She watched me go from elementary school into middle school, graduate middle school and start my first public high school, move from Florida to Georgia and start a Georgia high school, graduate from high school and start college. She was there for me at my highs and my lows. She slept in my bed with me every single night for her 14 years of life. She was there for every breakup, every new friend, every school project. She was there when I was kicked out of college and slept on my lap when I was filling out countless paperwork to fix my GPA and get back into school. She was there when family members died and new family members entered into the world. She was a constant in so many lives, but especially mine.
My Photography Guinea Pig
By the time I was in 8th grade, I started to get an interest in photography. I would use my guinea pigs and random objects around my room (books, stuffed animals, a guitar), but my best subject was Bella. She was so patient with me and allowed me to practice my hobby.
I learned about ISO and f stops and filters and shutter speed all because of her. The more photos I took of her, the better my photography became. It was also a bonding moment. I’d take her places so I could have interesting backgrounds but it was also just really nice to have time with her. No internet, no friends, no one but her and I. The older she got, the more patient she became and the more photos I took.
Her Senior Years
She really started getting old around the time we move to Georgia in 2012. She got chunkier, furrier and had a grayer mustache. She slept more, was lazier, and quieter. However, she was always healthy. She never showed signs that her time was coming closer. That’s why I completely broke down when I heard the news of her passing.
I’m a college student, which means I’m rarely home. Prior to the news of her passing, I had come up during the summer of 2018 to spend two days with my Australian Shepard, Roxy, on her last day.
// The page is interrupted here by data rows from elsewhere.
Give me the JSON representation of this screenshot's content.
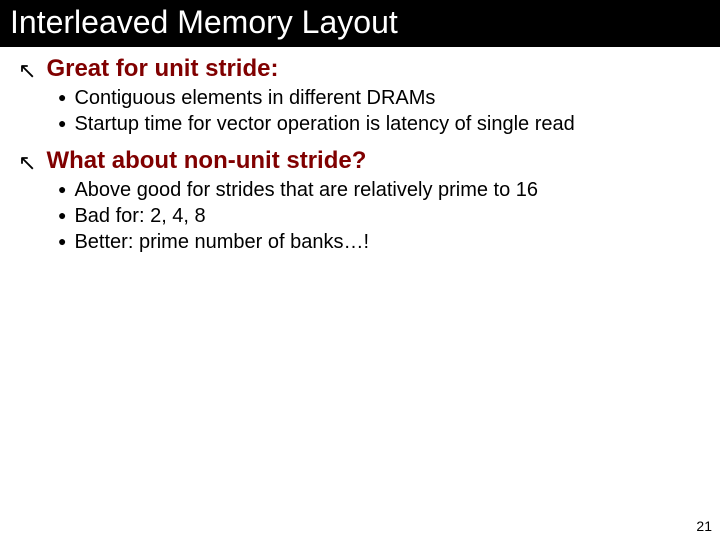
{
  "title": "Interleaved Memory Layout",
  "sections": [
    {
      "heading": "Great for unit stride:",
      "items": [
        "Contiguous elements in different DRAMs",
        "Startup time for vector operation is latency of single read"
      ]
    },
    {
      "heading": "What about non-unit stride?",
      "items": [
        "Above good for strides that are relatively prime to 16",
        "Bad for: 2, 4, 8",
        "Better: prime number of banks…!"
      ]
    }
  ],
  "page_number": "21"
}
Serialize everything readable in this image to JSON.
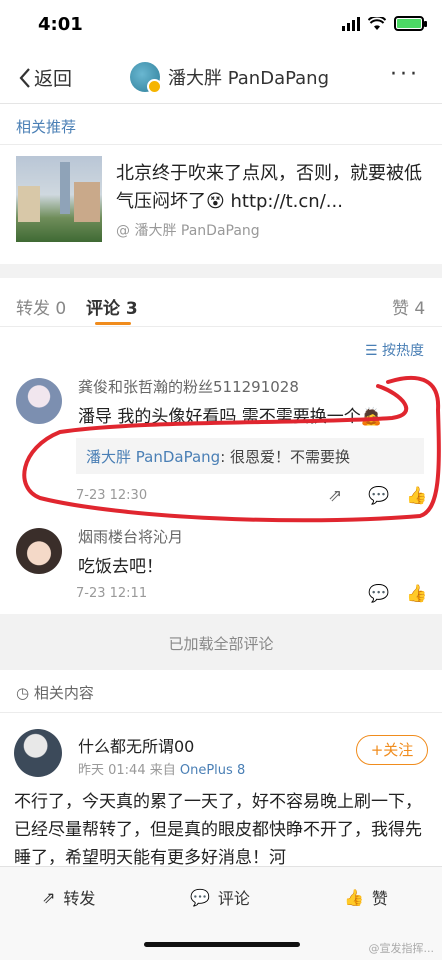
{
  "status_bar": {
    "time": "4:01"
  },
  "nav": {
    "back_label": "返回",
    "title": "潘大胖 PanDaPang",
    "more": "···"
  },
  "recommend": {
    "label": "相关推荐",
    "text": "北京终于吹来了点风，否则，就要被低气压闷坏了😵 http://t.cn/...",
    "source": "@ 潘大胖 PanDaPang"
  },
  "tabs": {
    "repost": "转发 0",
    "comment": "评论 3",
    "like": "赞 4"
  },
  "sort_label": "按热度",
  "comments": [
    {
      "name": "龚俊和张哲瀚的粉丝511291028",
      "text": "潘导 我的头像好看吗 需不需要换一个🙇",
      "reply_name": "潘大胖 PanDaPang",
      "reply_text": ": 很恩爱！不需要换",
      "time": "7-23 12:30"
    },
    {
      "name": "烟雨楼台将沁月",
      "text": "吃饭去吧！",
      "time": "7-23 12:11"
    }
  ],
  "loaded_all": "已加载全部评论",
  "related": {
    "label": "相关内容",
    "user": "什么都无所谓00",
    "meta_time": "昨天 01:44 来自 ",
    "device": "OnePlus 8",
    "follow": "+关注",
    "text": "不行了，今天真的累了一天了，好不容易晚上刷一下，已经尽量帮转了，但是真的眼皮都快睁不开了，我得先睡了，希望明天能有更多好消息！河"
  },
  "bottom_bar": {
    "repost": "转发",
    "comment": "评论",
    "like": "赞"
  },
  "watermark": "@宣发指挥..."
}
While I hated to see her go, I was grateful to have gotten to spend her last day with her and have time to plan for her passing. With Bella, it was unexpected for everyone. She had passed in her sleep with no warning. My mom found her when she woke up, still in her dog bed.
It’s been 1 month now. My heart is still aching, knowing that she’s no longer on this earth with me. It’s hard for me to ever remember a time where she wasn’t alive. It’s tempting to cry alone and wonder “did she know how much I loved her?” but I keep reminding myself that yes, she did.
I was lucky. I got 12 amazing years with her. I had her since I was around 9 years old. I’m 21 now, so I spent a good chunk of my life with her. Dogs die every day in all sorts of ways in all sorts of places. My dog isn’t some special case, but she was incredibly special to me. I wasn’t there on her last day, but I wrote this post so that her memory can live on a little longer. She deserves that, at the very least.